- **WORK ITEM**:
If a line in the records below holds the word "current", copy it.

──────── RECORDS TO PROCESS

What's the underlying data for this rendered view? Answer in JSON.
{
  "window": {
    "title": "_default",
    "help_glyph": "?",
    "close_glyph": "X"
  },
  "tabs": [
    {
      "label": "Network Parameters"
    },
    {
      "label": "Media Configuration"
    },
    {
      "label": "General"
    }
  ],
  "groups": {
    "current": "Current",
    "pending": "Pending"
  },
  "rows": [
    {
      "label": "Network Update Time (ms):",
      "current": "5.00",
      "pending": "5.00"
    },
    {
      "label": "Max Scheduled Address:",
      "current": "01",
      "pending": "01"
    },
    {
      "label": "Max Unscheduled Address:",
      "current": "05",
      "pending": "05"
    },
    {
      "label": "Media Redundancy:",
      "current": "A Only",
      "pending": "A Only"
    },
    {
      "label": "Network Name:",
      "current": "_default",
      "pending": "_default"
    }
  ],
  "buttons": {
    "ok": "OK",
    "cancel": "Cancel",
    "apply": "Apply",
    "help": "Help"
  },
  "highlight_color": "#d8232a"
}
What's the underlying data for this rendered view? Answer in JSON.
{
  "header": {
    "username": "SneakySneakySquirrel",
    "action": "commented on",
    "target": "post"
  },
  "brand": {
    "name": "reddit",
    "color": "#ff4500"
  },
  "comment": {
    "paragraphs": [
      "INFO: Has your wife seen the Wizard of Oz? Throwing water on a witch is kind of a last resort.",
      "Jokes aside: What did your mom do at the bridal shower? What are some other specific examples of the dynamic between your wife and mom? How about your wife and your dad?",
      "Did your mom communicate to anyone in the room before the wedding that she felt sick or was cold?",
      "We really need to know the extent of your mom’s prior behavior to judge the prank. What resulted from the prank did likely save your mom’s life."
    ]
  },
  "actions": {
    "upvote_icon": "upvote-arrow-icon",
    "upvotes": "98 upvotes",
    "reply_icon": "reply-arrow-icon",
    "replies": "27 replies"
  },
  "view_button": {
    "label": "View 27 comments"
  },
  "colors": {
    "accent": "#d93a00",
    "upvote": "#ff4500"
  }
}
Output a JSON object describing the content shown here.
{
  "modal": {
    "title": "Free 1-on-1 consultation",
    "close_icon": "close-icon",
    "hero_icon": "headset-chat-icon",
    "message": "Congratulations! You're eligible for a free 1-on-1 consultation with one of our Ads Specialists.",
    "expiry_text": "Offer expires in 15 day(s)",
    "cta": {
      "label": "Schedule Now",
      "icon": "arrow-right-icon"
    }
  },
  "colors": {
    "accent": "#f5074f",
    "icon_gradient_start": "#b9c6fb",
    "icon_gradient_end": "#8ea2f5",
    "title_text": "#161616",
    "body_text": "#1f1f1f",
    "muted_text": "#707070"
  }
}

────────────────

- **SOLUTION FOR THIS PROBLEM**:
    "current": "Current",
      "current": "5.00",
      "current": "01",
      "current": "05",
      "current": "A Only",
      "current": "_default",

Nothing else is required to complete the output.